_WORK TO COMPLETE_
Exact copies of all entries are expected.

------ RECORDS TO PROCESS ------

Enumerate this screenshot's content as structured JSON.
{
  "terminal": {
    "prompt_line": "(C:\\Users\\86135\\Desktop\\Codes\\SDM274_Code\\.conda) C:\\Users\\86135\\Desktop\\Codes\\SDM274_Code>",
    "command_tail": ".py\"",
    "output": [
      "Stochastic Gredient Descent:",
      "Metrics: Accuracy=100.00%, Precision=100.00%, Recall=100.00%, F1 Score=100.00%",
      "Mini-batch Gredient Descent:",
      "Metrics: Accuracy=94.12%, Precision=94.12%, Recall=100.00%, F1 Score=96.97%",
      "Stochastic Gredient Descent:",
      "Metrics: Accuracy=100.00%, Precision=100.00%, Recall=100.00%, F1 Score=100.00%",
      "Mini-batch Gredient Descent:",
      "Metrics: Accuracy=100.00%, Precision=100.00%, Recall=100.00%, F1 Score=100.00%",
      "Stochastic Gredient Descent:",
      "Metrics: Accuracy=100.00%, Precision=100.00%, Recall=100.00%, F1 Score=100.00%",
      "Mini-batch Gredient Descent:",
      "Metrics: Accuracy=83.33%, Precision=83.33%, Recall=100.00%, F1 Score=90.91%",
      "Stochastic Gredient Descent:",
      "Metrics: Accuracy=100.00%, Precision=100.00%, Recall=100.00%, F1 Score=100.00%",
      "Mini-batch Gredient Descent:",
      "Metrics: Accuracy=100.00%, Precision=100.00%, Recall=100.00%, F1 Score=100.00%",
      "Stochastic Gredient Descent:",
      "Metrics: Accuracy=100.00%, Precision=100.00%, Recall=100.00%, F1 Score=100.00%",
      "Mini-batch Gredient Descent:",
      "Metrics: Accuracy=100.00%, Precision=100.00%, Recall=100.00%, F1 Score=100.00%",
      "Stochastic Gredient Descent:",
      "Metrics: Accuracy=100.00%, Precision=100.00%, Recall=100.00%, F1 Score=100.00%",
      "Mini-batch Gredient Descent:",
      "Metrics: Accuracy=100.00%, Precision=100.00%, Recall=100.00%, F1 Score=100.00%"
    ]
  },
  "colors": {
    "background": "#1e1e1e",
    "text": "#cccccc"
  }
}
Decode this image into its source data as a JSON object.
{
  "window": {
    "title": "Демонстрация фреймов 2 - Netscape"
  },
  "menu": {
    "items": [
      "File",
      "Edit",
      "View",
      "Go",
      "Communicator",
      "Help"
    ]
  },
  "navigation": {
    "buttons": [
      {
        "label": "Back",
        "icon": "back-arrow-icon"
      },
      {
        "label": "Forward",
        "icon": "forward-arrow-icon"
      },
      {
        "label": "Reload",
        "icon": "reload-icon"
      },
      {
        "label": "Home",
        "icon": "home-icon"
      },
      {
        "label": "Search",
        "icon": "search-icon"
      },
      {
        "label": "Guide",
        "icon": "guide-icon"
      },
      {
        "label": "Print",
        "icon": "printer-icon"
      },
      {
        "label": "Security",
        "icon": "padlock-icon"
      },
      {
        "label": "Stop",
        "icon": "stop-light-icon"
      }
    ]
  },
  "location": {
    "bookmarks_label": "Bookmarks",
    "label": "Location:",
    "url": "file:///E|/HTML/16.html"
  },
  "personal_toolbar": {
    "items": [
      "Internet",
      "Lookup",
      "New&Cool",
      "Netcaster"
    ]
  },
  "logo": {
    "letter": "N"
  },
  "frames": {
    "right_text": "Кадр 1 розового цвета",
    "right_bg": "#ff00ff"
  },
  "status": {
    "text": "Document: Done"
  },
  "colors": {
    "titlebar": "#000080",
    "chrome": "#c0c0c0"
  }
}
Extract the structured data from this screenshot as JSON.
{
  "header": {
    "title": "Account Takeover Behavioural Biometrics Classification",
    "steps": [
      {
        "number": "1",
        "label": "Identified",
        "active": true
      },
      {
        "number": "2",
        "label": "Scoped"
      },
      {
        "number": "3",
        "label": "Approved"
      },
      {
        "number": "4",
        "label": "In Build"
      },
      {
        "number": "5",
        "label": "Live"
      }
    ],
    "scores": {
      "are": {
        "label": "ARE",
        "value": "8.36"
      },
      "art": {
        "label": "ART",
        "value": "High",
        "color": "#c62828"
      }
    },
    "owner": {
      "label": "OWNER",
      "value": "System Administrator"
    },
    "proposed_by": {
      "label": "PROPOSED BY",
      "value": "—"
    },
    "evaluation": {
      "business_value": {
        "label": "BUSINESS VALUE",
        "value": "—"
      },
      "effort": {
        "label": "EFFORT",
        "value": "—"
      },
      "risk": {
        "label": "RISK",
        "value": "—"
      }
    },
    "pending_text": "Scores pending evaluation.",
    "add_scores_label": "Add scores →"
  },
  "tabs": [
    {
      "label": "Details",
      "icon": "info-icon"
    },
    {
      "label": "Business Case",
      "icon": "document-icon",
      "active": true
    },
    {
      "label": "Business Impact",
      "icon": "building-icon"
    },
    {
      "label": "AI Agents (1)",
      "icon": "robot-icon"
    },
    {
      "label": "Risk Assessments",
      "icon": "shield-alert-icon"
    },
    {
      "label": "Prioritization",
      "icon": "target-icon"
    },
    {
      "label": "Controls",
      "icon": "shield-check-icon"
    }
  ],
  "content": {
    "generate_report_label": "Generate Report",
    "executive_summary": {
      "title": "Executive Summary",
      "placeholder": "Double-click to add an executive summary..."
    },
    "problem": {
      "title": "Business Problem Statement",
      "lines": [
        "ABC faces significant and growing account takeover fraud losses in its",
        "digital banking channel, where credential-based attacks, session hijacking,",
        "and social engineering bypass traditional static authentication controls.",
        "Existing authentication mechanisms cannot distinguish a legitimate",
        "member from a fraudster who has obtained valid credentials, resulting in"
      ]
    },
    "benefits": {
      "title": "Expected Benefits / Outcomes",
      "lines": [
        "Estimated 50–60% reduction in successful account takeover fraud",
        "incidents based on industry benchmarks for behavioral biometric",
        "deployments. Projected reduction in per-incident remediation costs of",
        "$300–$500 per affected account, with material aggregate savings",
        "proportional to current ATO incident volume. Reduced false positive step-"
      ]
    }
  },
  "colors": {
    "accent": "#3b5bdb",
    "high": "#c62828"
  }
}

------

_EXERCISE OUTPUT_
Enumerate this screenshot's content as structured JSON.
{
  "terminal": {
    "prompt_line": "(C:\\Users\\86135\\Desktop\\Codes\\SDM274_Code\\.conda) C:\\Users\\86135\\Desktop\\Codes\\SDM274_Code>",
    "command_tail": ".py\"",
    "output": [
      "Stochastic Gredient Descent:",
      "Metrics: Accuracy=100.00%, Precision=100.00%, Recall=100.00%, F1 Score=100.00%",
      "Mini-batch Gredient Descent:",
      "Metrics: Accuracy=94.12%, Precision=94.12%, Recall=100.00%, F1 Score=96.97%",
      "Stochastic Gredient Descent:",
      "Metrics: Accuracy=100.00%, Precision=100.00%, Recall=100.00%, F1 Score=100.00%",
      "Mini-batch Gredient Descent:",
      "Metrics: Accuracy=100.00%, Precision=100.00%, Recall=100.00%, F1 Score=100.00%",
      "Stochastic Gredient Descent:",
      "Metrics: Accuracy=100.00%, Precision=100.00%, Recall=100.00%, F1 Score=100.00%",
      "Mini-batch Gredient Descent:",
      "Metrics: Accuracy=83.33%, Precision=83.33%, Recall=100.00%, F1 Score=90.91%",
      "Stochastic Gredient Descent:",
      "Metrics: Accuracy=100.00%, Precision=100.00%, Recall=100.00%, F1 Score=100.00%",
      "Mini-batch Gredient Descent:",
      "Metrics: Accuracy=100.00%, Precision=100.00%, Recall=100.00%, F1 Score=100.00%",
      "Stochastic Gredient Descent:",
      "Metrics: Accuracy=100.00%, Precision=100.00%, Recall=100.00%, F1 Score=100.00%",
      "Mini-batch Gredient Descent:",
      "Metrics: Accuracy=100.00%, Precision=100.00%, Recall=100.00%, F1 Score=100.00%",
      "Stochastic Gredient Descent:",
      "Metrics: Accuracy=100.00%, Precision=100.00%, Recall=100.00%, F1 Score=100.00%",
      "Mini-batch Gredient Descent:",
      "Metrics: Accuracy=100.00%, Precision=100.00%, Recall=100.00%, F1 Score=100.00%"
    ]
  },
  "colors": {
    "background": "#1e1e1e",
    "text": "#cccccc"
  }
}
Decode this image into its source data as a JSON object.
{
  "window": {
    "title": "Демонстрация фреймов 2 - Netscape"
  },
  "menu": {
    "items": [
      "File",
      "Edit",
      "View",
      "Go",
      "Communicator",
      "Help"
    ]
  },
  "navigation": {
    "buttons": [
      {
        "label": "Back",
        "icon": "back-arrow-icon"
      },
      {
        "label": "Forward",
        "icon": "forward-arrow-icon"
      },
      {
        "label": "Reload",
        "icon": "reload-icon"
      },
      {
        "label": "Home",
        "icon": "home-icon"
      },
      {
        "label": "Search",
        "icon": "search-icon"
      },
      {
        "label": "Guide",
        "icon": "guide-icon"
      },
      {
        "label": "Print",
        "icon": "printer-icon"
      },
      {
        "label": "Security",
        "icon": "padlock-icon"
      },
      {
        "label": "Stop",
        "icon": "stop-light-icon"
      }
    ]
  },
  "location": {
    "bookmarks_label": "Bookmarks",
    "label": "Location:",
    "url": "file:///E|/HTML/16.html"
  },
  "personal_toolbar": {
    "items": [
      "Internet",
      "Lookup",
      "New&Cool",
      "Netcaster"
    ]
  },
  "logo": {
    "letter": "N"
  },
  "frames": {
    "right_text": "Кадр 1 розового цвета",
    "right_bg": "#ff00ff"
  },
  "status": {
    "text": "Document: Done"
  },
  "colors": {
    "titlebar": "#000080",
    "chrome": "#c0c0c0"
  }
}
Extract the structured data from this screenshot as JSON.
{
  "header": {
    "title": "Account Takeover Behavioural Biometrics Classification",
    "steps": [
      {
        "number": "1",
        "label": "Identified",
        "active": true
      },
      {
        "number": "2",
        "label": "Scoped"
      },
      {
        "number": "3",
        "label": "Approved"
      },
      {
        "number": "4",
        "label": "In Build"
      },
      {
        "number": "5",
        "label": "Live"
      }
    ],
    "scores": {
      "are": {
        "label": "ARE",
        "value": "8.36"
      },
      "art": {
        "label": "ART",
        "value": "High",
        "color": "#c62828"
      }
    },
    "owner": {
      "label": "OWNER",
      "value": "System Administrator"
    },
    "proposed_by": {
      "label": "PROPOSED BY",
      "value": "—"
    },
    "evaluation": {
      "business_value": {
        "label": "BUSINESS VALUE",
        "value": "—"
      },
      "effort": {
        "label": "EFFORT",
        "value": "—"
      },
      "risk": {
        "label": "RISK",
        "value": "—"
      }
    },
    "pending_text": "Scores pending evaluation.",
    "add_scores_label": "Add scores →"
  },
  "tabs": [
    {
      "label": "Details",
      "icon": "info-icon"
    },
    {
      "label": "Business Case",
      "icon": "document-icon",
      "active": true
    },
    {
      "label": "Business Impact",
      "icon": "building-icon"
    },
    {
      "label": "AI Agents (1)",
      "icon": "robot-icon"
    },
    {
      "label": "Risk Assessments",
      "icon": "shield-alert-icon"
    },
    {
      "label": "Prioritization",
      "icon": "target-icon"
    },
    {
      "label": "Controls",
      "icon": "shield-check-icon"
    }
  ],
  "content": {
    "generate_report_label": "Generate Report",
    "executive_summary": {
      "title": "Executive Summary",
      "placeholder": "Double-click to add an executive summary..."
    },
    "problem": {
      "title": "Business Problem Statement",
      "lines": [
        "ABC faces significant and growing account takeover fraud losses in its",
        "digital banking channel, where credential-based attacks, session hijacking,",
        "and social engineering bypass traditional static authentication controls.",
        "Existing authentication mechanisms cannot distinguish a legitimate",
        "member from a fraudster who has obtained valid credentials, resulting in"
      ]
    },
    "benefits": {
      "title": "Expected Benefits / Outcomes",
      "lines": [
        "Estimated 50–60% reduction in successful account takeover fraud",
        "incidents based on industry benchmarks for behavioral biometric",
        "deployments. Projected reduction in per-incident remediation costs of",
        "$300–$500 per affected account, with material aggregate savings",
        "proportional to current ATO incident volume. Reduced false positive step-"
      ]
    }
  },
  "colors": {
    "accent": "#3b5bdb",
    "high": "#c62828"
  }
}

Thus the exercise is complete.